Stored data:
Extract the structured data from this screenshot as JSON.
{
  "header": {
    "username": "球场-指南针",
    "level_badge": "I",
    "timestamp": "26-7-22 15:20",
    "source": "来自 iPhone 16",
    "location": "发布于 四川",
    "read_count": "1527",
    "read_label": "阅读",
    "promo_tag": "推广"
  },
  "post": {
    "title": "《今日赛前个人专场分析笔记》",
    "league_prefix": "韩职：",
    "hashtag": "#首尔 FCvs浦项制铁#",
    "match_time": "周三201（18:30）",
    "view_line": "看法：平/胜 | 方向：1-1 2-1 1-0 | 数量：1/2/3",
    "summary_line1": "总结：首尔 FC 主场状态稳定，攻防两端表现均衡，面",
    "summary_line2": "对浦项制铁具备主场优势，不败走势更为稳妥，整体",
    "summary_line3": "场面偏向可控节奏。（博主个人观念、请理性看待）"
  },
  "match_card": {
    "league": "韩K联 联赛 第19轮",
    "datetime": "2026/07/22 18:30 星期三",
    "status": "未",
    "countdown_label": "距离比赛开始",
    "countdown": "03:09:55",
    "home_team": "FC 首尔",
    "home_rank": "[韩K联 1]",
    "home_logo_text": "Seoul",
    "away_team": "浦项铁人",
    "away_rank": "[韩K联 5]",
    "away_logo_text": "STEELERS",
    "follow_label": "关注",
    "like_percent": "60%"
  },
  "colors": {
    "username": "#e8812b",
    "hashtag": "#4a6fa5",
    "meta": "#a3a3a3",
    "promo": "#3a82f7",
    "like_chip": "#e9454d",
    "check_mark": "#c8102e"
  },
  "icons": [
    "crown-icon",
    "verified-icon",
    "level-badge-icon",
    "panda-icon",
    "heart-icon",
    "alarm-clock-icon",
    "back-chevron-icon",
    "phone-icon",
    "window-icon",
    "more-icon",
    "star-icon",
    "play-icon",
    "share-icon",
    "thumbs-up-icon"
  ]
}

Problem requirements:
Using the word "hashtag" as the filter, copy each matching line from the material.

Response for this exercise:
    "hashtag": "#首尔 FCvs浦项制铁#",
    "hashtag": "#4a6fa5",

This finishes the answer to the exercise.